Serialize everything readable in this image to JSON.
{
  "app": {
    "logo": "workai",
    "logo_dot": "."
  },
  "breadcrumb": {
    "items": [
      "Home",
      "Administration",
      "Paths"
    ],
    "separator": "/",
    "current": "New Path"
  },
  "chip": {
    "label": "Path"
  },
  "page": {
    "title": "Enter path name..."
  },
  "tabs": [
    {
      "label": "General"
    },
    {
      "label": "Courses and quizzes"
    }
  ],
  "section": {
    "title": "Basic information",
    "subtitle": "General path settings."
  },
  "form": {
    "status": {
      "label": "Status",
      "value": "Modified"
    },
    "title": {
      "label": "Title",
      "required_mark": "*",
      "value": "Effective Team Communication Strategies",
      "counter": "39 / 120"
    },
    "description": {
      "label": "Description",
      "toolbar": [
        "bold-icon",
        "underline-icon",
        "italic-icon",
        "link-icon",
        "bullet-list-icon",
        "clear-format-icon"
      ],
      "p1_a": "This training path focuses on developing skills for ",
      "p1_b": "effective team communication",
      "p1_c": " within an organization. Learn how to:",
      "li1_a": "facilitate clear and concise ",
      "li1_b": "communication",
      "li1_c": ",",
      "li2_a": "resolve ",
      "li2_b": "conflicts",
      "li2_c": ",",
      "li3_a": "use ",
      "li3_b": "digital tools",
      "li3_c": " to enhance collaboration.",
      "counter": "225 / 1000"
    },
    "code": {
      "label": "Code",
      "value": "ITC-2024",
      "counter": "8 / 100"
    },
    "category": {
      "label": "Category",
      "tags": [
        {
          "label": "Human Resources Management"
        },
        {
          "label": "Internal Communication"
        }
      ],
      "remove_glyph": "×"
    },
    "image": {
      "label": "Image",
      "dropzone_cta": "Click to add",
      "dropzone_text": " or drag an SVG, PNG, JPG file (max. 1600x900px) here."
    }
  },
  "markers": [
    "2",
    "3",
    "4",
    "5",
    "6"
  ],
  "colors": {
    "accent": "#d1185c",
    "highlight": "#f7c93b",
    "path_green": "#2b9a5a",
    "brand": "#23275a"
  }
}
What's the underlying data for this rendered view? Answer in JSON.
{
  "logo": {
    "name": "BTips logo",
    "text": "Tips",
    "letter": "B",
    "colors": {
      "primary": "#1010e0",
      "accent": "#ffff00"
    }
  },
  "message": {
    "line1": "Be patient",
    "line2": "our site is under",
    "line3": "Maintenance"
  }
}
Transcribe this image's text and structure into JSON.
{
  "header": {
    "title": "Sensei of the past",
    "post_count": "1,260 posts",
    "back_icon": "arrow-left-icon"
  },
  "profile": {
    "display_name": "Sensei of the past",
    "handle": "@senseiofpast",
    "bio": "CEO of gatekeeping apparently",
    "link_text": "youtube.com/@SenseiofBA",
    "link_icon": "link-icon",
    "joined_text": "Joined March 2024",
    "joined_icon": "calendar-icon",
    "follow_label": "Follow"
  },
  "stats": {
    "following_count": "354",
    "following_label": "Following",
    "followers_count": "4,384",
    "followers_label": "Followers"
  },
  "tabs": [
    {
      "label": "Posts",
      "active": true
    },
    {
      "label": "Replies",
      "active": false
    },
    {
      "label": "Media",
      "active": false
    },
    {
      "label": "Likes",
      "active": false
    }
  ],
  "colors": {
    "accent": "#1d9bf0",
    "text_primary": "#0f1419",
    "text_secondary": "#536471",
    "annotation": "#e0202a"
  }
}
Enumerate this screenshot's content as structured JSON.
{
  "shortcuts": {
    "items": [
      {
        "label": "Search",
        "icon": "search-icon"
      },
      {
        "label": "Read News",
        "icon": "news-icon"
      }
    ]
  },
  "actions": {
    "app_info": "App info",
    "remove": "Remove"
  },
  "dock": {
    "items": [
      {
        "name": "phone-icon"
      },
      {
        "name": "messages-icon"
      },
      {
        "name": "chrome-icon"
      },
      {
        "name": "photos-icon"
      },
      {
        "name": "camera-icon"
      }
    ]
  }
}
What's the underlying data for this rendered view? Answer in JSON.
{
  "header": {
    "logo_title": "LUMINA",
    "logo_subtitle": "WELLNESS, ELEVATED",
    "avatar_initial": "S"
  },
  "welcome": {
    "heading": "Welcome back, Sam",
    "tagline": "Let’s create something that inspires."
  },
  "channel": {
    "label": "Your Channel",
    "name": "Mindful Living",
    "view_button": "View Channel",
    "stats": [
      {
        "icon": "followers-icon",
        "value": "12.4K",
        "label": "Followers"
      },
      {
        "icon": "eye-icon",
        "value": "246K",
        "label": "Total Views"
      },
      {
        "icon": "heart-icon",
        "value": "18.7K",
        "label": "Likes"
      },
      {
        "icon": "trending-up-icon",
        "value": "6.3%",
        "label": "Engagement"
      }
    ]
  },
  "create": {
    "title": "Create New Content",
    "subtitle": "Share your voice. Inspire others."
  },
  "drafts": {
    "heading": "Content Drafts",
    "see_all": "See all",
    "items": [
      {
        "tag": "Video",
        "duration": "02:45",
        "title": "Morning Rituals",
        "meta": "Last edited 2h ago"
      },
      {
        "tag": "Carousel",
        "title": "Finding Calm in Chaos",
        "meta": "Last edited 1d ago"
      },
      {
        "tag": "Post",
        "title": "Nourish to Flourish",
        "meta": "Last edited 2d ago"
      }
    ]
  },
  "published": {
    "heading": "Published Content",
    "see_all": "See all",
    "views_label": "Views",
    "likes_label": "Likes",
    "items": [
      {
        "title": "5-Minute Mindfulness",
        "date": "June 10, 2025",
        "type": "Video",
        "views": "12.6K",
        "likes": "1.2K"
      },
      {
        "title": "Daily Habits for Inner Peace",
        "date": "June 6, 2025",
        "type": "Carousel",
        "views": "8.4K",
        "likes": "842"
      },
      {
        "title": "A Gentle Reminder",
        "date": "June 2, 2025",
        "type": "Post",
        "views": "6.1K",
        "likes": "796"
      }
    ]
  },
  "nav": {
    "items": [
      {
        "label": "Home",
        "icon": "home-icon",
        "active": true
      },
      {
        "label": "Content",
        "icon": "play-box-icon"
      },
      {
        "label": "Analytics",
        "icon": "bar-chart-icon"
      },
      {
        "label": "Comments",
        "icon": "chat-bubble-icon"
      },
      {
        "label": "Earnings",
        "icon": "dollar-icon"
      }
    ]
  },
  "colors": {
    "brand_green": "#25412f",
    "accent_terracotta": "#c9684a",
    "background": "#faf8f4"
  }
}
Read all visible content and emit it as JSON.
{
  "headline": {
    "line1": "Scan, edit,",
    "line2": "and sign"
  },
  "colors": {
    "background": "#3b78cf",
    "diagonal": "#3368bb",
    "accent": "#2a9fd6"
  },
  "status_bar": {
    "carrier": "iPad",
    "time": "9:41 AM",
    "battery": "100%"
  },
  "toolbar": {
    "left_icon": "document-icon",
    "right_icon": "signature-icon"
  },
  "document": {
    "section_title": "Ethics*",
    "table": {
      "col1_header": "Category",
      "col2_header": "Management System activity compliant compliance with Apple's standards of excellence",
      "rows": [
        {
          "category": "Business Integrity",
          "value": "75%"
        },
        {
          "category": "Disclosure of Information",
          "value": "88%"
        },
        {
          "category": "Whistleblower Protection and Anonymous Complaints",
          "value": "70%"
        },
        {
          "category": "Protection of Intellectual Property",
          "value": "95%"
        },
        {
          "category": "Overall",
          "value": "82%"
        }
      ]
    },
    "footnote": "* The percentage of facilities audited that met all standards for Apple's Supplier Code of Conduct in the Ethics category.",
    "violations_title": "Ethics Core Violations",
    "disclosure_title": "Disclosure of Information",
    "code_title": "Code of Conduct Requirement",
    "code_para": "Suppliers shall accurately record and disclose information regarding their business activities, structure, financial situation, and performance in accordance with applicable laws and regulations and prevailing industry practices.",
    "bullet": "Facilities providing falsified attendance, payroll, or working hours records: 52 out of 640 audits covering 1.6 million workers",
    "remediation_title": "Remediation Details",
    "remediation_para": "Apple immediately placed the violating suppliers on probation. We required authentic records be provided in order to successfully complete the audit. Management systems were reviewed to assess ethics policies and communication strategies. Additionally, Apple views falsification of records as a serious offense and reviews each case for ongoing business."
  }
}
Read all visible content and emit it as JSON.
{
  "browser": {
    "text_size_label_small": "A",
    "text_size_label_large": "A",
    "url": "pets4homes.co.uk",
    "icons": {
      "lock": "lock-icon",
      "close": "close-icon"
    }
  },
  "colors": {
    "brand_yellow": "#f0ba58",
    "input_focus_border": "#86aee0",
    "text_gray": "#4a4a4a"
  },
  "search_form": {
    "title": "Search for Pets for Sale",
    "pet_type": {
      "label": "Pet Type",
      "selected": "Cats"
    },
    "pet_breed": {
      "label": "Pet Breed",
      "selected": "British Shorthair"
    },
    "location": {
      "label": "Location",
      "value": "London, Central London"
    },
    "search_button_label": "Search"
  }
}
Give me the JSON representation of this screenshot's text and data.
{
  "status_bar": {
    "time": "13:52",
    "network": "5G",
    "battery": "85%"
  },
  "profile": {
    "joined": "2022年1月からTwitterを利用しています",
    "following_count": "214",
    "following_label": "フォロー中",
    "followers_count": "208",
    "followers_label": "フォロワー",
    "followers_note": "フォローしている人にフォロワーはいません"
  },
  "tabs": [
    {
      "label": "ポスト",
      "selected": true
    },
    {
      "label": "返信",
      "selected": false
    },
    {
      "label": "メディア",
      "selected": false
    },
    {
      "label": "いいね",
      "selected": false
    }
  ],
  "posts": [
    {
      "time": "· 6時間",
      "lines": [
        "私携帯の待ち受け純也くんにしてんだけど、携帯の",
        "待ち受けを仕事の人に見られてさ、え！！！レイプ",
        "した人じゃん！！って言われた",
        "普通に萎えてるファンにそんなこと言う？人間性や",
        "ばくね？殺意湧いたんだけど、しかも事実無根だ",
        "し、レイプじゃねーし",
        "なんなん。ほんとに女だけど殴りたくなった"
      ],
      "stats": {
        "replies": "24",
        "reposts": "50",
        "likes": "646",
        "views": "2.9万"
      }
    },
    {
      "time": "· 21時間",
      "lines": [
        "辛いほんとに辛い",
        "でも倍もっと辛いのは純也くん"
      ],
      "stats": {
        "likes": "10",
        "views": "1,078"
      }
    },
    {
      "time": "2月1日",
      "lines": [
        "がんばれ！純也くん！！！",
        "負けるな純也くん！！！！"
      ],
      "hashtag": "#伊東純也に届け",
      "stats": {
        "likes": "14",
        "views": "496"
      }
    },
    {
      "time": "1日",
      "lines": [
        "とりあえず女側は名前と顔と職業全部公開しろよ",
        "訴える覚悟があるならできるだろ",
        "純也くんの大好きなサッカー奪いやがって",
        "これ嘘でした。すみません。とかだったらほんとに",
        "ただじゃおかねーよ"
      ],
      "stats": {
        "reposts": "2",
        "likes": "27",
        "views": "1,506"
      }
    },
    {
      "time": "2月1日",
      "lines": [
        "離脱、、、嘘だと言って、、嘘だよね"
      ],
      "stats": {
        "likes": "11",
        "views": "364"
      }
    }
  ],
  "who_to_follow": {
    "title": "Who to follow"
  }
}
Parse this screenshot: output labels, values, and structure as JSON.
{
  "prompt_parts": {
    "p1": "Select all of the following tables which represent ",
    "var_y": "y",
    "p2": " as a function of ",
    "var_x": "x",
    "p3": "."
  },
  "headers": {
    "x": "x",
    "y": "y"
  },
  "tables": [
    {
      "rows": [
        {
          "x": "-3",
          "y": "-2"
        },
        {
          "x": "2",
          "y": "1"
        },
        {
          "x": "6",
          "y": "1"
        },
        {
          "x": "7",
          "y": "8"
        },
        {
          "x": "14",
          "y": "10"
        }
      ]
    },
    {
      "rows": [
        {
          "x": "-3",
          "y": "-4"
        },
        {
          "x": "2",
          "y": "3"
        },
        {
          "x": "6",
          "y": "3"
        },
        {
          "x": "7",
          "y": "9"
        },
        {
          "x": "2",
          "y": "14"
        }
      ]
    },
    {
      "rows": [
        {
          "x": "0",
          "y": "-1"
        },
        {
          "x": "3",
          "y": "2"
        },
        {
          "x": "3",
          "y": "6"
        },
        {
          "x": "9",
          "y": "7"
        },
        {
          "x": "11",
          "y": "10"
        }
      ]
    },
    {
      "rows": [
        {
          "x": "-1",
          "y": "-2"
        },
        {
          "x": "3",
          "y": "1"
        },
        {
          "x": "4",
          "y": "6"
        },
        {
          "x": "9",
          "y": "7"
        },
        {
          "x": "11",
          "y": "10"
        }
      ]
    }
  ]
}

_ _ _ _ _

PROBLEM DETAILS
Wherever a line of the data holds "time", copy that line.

RESPONSE
    "time": "9:41 AM",
    "time": "13:52",
      "time": "· 6時間",
      "time": "· 21時間",
      "time": "2月1日",
      "time": "1日",
      "time": "2月1日",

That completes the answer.